*YOUR GOAL*: Give the records again in full, exactly as they are.

+===+

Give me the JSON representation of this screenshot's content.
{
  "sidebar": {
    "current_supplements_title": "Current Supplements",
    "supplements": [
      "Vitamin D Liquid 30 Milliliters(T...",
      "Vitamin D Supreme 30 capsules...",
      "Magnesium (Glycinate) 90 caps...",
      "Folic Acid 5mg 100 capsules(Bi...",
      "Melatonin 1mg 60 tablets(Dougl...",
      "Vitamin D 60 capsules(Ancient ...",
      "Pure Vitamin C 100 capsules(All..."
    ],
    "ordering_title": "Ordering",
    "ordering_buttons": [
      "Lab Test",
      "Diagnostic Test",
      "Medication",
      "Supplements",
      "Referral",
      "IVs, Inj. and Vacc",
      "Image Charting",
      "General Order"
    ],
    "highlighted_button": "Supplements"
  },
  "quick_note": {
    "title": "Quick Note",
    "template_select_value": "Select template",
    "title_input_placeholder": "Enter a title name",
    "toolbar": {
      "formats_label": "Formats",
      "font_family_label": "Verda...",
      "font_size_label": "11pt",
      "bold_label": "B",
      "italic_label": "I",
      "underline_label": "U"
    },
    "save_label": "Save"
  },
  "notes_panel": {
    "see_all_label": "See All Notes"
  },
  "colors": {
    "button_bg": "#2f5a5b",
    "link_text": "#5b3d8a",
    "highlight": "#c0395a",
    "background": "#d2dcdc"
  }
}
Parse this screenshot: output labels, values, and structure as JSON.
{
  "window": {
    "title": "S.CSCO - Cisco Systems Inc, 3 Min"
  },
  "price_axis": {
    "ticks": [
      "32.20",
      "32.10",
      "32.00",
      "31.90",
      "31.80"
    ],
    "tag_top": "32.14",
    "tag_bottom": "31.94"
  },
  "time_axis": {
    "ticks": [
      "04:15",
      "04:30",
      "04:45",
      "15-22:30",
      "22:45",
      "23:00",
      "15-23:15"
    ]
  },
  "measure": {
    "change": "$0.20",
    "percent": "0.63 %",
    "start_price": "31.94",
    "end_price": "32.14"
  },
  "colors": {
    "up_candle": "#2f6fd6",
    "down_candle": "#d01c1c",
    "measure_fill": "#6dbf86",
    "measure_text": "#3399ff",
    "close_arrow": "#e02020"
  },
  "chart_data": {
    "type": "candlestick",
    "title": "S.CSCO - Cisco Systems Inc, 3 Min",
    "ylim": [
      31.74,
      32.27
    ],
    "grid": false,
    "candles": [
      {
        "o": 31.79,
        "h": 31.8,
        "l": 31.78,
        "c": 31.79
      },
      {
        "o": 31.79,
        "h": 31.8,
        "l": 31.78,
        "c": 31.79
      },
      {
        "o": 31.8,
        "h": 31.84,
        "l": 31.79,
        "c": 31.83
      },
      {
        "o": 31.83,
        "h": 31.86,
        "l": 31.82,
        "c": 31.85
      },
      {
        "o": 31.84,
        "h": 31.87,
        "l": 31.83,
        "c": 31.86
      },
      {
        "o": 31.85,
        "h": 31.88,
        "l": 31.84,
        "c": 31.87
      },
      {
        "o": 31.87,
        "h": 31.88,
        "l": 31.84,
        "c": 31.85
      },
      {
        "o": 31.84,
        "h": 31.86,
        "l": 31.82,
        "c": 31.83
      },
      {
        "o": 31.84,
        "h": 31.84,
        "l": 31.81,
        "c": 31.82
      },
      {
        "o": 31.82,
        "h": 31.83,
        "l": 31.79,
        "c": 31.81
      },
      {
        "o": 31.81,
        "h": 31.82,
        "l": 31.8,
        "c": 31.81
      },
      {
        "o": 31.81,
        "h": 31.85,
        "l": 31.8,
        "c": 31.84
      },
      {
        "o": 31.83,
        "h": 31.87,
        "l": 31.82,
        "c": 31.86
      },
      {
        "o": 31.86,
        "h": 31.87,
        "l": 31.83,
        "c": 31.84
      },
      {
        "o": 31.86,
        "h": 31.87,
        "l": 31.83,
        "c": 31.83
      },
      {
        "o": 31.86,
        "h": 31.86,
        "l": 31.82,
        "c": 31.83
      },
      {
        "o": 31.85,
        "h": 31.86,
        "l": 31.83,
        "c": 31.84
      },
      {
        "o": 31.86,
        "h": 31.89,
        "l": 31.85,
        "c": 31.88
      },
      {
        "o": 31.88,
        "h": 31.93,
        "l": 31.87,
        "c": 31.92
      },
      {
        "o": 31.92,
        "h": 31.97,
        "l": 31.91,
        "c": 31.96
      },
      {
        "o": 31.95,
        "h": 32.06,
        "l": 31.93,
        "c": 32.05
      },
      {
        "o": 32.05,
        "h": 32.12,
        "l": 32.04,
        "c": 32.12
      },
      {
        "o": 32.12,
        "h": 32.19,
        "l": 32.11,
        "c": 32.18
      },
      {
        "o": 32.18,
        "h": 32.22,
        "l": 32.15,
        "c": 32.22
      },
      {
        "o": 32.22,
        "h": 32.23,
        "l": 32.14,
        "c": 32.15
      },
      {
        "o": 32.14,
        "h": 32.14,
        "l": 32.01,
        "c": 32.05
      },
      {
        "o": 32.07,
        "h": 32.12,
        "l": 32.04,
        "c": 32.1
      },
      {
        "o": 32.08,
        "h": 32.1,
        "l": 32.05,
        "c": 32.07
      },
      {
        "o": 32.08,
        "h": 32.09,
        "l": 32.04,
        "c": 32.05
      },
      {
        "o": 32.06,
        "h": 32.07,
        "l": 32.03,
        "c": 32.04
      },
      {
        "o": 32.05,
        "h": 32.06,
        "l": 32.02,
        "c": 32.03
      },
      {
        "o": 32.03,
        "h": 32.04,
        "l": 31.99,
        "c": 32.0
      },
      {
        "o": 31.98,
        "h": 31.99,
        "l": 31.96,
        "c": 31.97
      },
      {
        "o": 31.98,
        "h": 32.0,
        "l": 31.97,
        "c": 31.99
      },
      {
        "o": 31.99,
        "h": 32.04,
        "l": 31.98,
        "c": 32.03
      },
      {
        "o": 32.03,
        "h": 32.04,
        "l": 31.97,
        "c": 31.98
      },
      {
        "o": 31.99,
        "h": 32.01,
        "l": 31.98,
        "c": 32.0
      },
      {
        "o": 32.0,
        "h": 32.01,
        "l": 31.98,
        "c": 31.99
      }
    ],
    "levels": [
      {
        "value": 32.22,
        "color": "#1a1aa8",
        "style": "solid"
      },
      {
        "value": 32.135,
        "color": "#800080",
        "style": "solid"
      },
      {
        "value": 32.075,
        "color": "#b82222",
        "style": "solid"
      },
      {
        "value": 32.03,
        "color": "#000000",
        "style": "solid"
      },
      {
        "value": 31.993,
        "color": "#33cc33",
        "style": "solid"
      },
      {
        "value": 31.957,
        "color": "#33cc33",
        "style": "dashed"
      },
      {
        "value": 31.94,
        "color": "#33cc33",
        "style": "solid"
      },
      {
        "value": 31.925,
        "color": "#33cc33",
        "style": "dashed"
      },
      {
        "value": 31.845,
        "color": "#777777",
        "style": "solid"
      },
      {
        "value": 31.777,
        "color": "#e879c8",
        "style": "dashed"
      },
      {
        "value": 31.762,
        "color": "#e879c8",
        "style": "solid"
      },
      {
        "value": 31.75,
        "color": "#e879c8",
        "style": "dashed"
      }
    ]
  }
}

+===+

*REPLY TO THE EXERCISE*:
Give me the JSON representation of this screenshot's content.
{
  "sidebar": {
    "current_supplements_title": "Current Supplements",
    "supplements": [
      "Vitamin D Liquid 30 Milliliters(T...",
      "Vitamin D Supreme 30 capsules...",
      "Magnesium (Glycinate) 90 caps...",
      "Folic Acid 5mg 100 capsules(Bi...",
      "Melatonin 1mg 60 tablets(Dougl...",
      "Vitamin D 60 capsules(Ancient ...",
      "Pure Vitamin C 100 capsules(All..."
    ],
    "ordering_title": "Ordering",
    "ordering_buttons": [
      "Lab Test",
      "Diagnostic Test",
      "Medication",
      "Supplements",
      "Referral",
      "IVs, Inj. and Vacc",
      "Image Charting",
      "General Order"
    ],
    "highlighted_button": "Supplements"
  },
  "quick_note": {
    "title": "Quick Note",
    "template_select_value": "Select template",
    "title_input_placeholder": "Enter a title name",
    "toolbar": {
      "formats_label": "Formats",
      "font_family_label": "Verda...",
      "font_size_label": "11pt",
      "bold_label": "B",
      "italic_label": "I",
      "underline_label": "U"
    },
    "save_label": "Save"
  },
  "notes_panel": {
    "see_all_label": "See All Notes"
  },
  "colors": {
    "button_bg": "#2f5a5b",
    "link_text": "#5b3d8a",
    "highlight": "#c0395a",
    "background": "#d2dcdc"
  }
}
Parse this screenshot: output labels, values, and structure as JSON.
{
  "window": {
    "title": "S.CSCO - Cisco Systems Inc, 3 Min"
  },
  "price_axis": {
    "ticks": [
      "32.20",
      "32.10",
      "32.00",
      "31.90",
      "31.80"
    ],
    "tag_top": "32.14",
    "tag_bottom": "31.94"
  },
  "time_axis": {
    "ticks": [
      "04:15",
      "04:30",
      "04:45",
      "15-22:30",
      "22:45",
      "23:00",
      "15-23:15"
    ]
  },
  "measure": {
    "change": "$0.20",
    "percent": "0.63 %",
    "start_price": "31.94",
    "end_price": "32.14"
  },
  "colors": {
    "up_candle": "#2f6fd6",
    "down_candle": "#d01c1c",
    "measure_fill": "#6dbf86",
    "measure_text": "#3399ff",
    "close_arrow": "#e02020"
  },
  "chart_data": {
    "type": "candlestick",
    "title": "S.CSCO - Cisco Systems Inc, 3 Min",
    "ylim": [
      31.74,
      32.27
    ],
    "grid": false,
    "candles": [
      {
        "o": 31.79,
        "h": 31.8,
        "l": 31.78,
        "c": 31.79
      },
      {
        "o": 31.79,
        "h": 31.8,
        "l": 31.78,
        "c": 31.79
      },
      {
        "o": 31.8,
        "h": 31.84,
        "l": 31.79,
        "c": 31.83
      },
      {
        "o": 31.83,
        "h": 31.86,
        "l": 31.82,
        "c": 31.85
      },
      {
        "o": 31.84,
        "h": 31.87,
        "l": 31.83,
        "c": 31.86
      },
      {
        "o": 31.85,
        "h": 31.88,
        "l": 31.84,
        "c": 31.87
      },
      {
        "o": 31.87,
        "h": 31.88,
        "l": 31.84,
        "c": 31.85
      },
      {
        "o": 31.84,
        "h": 31.86,
        "l": 31.82,
        "c": 31.83
      },
      {
        "o": 31.84,
        "h": 31.84,
        "l": 31.81,
        "c": 31.82
      },
      {
        "o": 31.82,
        "h": 31.83,
        "l": 31.79,
        "c": 31.81
      },
      {
        "o": 31.81,
        "h": 31.82,
        "l": 31.8,
        "c": 31.81
      },
      {
        "o": 31.81,
        "h": 31.85,
        "l": 31.8,
        "c": 31.84
      },
      {
        "o": 31.83,
        "h": 31.87,
        "l": 31.82,
        "c": 31.86
      },
      {
        "o": 31.86,
        "h": 31.87,
        "l": 31.83,
        "c": 31.84
      },
      {
        "o": 31.86,
        "h": 31.87,
        "l": 31.83,
        "c": 31.83
      },
      {
        "o": 31.86,
        "h": 31.86,
        "l": 31.82,
        "c": 31.83
      },
      {
        "o": 31.85,
        "h": 31.86,
        "l": 31.83,
        "c": 31.84
      },
      {
        "o": 31.86,
        "h": 31.89,
        "l": 31.85,
        "c": 31.88
      },
      {
        "o": 31.88,
        "h": 31.93,
        "l": 31.87,
        "c": 31.92
      },
      {
        "o": 31.92,
        "h": 31.97,
        "l": 31.91,
        "c": 31.96
      },
      {
        "o": 31.95,
        "h": 32.06,
        "l": 31.93,
        "c": 32.05
      },
      {
        "o": 32.05,
        "h": 32.12,
        "l": 32.04,
        "c": 32.12
      },
      {
        "o": 32.12,
        "h": 32.19,
        "l": 32.11,
        "c": 32.18
      },
      {
        "o": 32.18,
        "h": 32.22,
        "l": 32.15,
        "c": 32.22
      },
      {
        "o": 32.22,
        "h": 32.23,
        "l": 32.14,
        "c": 32.15
      },
      {
        "o": 32.14,
        "h": 32.14,
        "l": 32.01,
        "c": 32.05
      },
      {
        "o": 32.07,
        "h": 32.12,
        "l": 32.04,
        "c": 32.1
      },
      {
        "o": 32.08,
        "h": 32.1,
        "l": 32.05,
        "c": 32.07
      },
      {
        "o": 32.08,
        "h": 32.09,
        "l": 32.04,
        "c": 32.05
      },
      {
        "o": 32.06,
        "h": 32.07,
        "l": 32.03,
        "c": 32.04
      },
      {
        "o": 32.05,
        "h": 32.06,
        "l": 32.02,
        "c": 32.03
      },
      {
        "o": 32.03,
        "h": 32.04,
        "l": 31.99,
        "c": 32.0
      },
      {
        "o": 31.98,
        "h": 31.99,
        "l": 31.96,
        "c": 31.97
      },
      {
        "o": 31.98,
        "h": 32.0,
        "l": 31.97,
        "c": 31.99
      },
      {
        "o": 31.99,
        "h": 32.04,
        "l": 31.98,
        "c": 32.03
      },
      {
        "o": 32.03,
        "h": 32.04,
        "l": 31.97,
        "c": 31.98
      },
      {
        "o": 31.99,
        "h": 32.01,
        "l": 31.98,
        "c": 32.0
      },
      {
        "o": 32.0,
        "h": 32.01,
        "l": 31.98,
        "c": 31.99
      }
    ],
    "levels": [
      {
        "value": 32.22,
        "color": "#1a1aa8",
        "style": "solid"
      },
      {
        "value": 32.135,
        "color": "#800080",
        "style": "solid"
      },
      {
        "value": 32.075,
        "color": "#b82222",
        "style": "solid"
      },
      {
        "value": 32.03,
        "color": "#000000",
        "style": "solid"
      },
      {
        "value": 31.993,
        "color": "#33cc33",
        "style": "solid"
      },
      {
        "value": 31.957,
        "color": "#33cc33",
        "style": "dashed"
      },
      {
        "value": 31.94,
        "color": "#33cc33",
        "style": "solid"
      },
      {
        "value": 31.925,
        "color": "#33cc33",
        "style": "dashed"
      },
      {
        "value": 31.845,
        "color": "#777777",
        "style": "solid"
      },
      {
        "value": 31.777,
        "color": "#e879c8",
        "style": "dashed"
      },
      {
        "value": 31.762,
        "color": "#e879c8",
        "style": "solid"
      },
      {
        "value": 31.75,
        "color": "#e879c8",
        "style": "dashed"
      }
    ]
  }
}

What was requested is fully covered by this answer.